It always pains me to hear employees knocking the employer and the concern they are working for, criticizing their methods, turning up their noses at their policy. Apart from the lack of good-will, of sympathy in their attitude, it shows lack of principle and great weakness of character. If you do not like the people you are working for; if their methods are unfair, dishonest; if your conscience does not approve them, then you should leave them instead of finding fault and criticizing. You should get another job. Whatever the cause may be, the habit of knocking is very injurious to the "knocker." It keeps the mind embittered, and tends to kill creative power. No one can do his best work while he nurses bitterness in his heart toward anyone.

There is yet another class of employees who are so thin-skinned and sensitive that they cannot stand any criticism or correction from employers, even though it be for their own good. A young man of this type threw up his job recently because, as he put it, he "couldn't stand the gaff." His manager, he said, was always criticizing his work, constantly prodding him for not doing better, and so he got tired of it and quit.

To be too thin-skinned or sensitive is also to be weak, and it will not pay either in business or in social life. If the climbing instinct is sufficiently strong in you, if you are determined to get on and up in the world, if you have backbone, you won't be afraid of a little criticism or correction, especially when it is intended for your improvement.

There are some employees that the meanest employers cannot find fault with, because their work is always carefully, conscientiously, and painstakingly done. And if your employer is always scolding you and criticizing your work, you will find, if you examine yourself carefully, that there is a reason for it. If you are honest with yourself you will probably find that to attribute all of it to his meanness, to his unfortunate disposition or bad temper, is simply covering up the real reason and deceiving yourself.

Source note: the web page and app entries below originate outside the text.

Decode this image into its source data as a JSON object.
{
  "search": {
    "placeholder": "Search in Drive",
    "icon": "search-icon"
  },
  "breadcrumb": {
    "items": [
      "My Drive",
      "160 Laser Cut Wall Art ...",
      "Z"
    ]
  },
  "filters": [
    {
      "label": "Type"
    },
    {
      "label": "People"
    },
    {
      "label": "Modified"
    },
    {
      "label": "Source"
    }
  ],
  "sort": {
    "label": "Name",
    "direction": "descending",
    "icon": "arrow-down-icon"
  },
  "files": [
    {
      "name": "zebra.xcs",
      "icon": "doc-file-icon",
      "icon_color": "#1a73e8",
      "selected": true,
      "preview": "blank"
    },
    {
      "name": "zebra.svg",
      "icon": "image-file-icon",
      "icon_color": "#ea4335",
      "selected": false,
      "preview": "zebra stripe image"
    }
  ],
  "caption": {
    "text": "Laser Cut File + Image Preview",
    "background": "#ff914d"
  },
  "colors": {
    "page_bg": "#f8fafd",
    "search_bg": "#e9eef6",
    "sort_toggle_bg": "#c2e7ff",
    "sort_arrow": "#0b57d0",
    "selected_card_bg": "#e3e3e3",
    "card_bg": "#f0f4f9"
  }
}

But in the final equation the burden of responsibility for making a good or a bad employee rests largely with the employer, for we call out of others the qualities we appeal to. Whatever we awaken in another's nature has an affinity for the influence which awakened it. A magnet run through a pile of rubbish will draw out only nails, tacks, screws, or whatever has an affinity for it. We draw out of employees or others just the qualities which correspond with our moods, our motives, and our manner toward them. Every manager, every employer, is a magnet which calls certain things out of employees. Some men never touch the best in their employees, never arouse their best qualities, because the methods they use are not calculated to do so. Their character is expressed in their methods, and they appeal to the lowest, instead of the highest, in human nature.

It is astonishing how quickly the qualities of the head of a concern will trickle clear down to every employee on his force, so that they will take on his characteristics. If he has high ideals, if he is refined and cultivated, they will tend to reflect his ideals, his refinement, his culture. If he is low, coarse, animal in his tastes, in his instincts, he will draw out all that is worst in his employees.

I tell you, my friend employer, it is give and take in this world. Action and reaction are equal. We get what we give. I have heard employers say: "What's the use in wasting your sympathy in trying to help employees; they don't appreciate it; they are a lot of cattle." Now if you hold that sort of attitude toward those who are making your success possible, you will always have a troublesome labor problem. Your employees are your brothers and sisters, and until you regard them as such, and treat them as such, you are going to be in hot water, and they are going to stint their services. It is only human nature that they will try to get all they can out of you as long as you are playing the same game with them.

The intelligent business world, generally, and many of our housewives, are beginning to find that a pooling of interests, mutual respect, sympathy, kindness and consideration between employer and employee, in short, the practice of love's way, is the one only and infallible solution of labor problems and difficulties.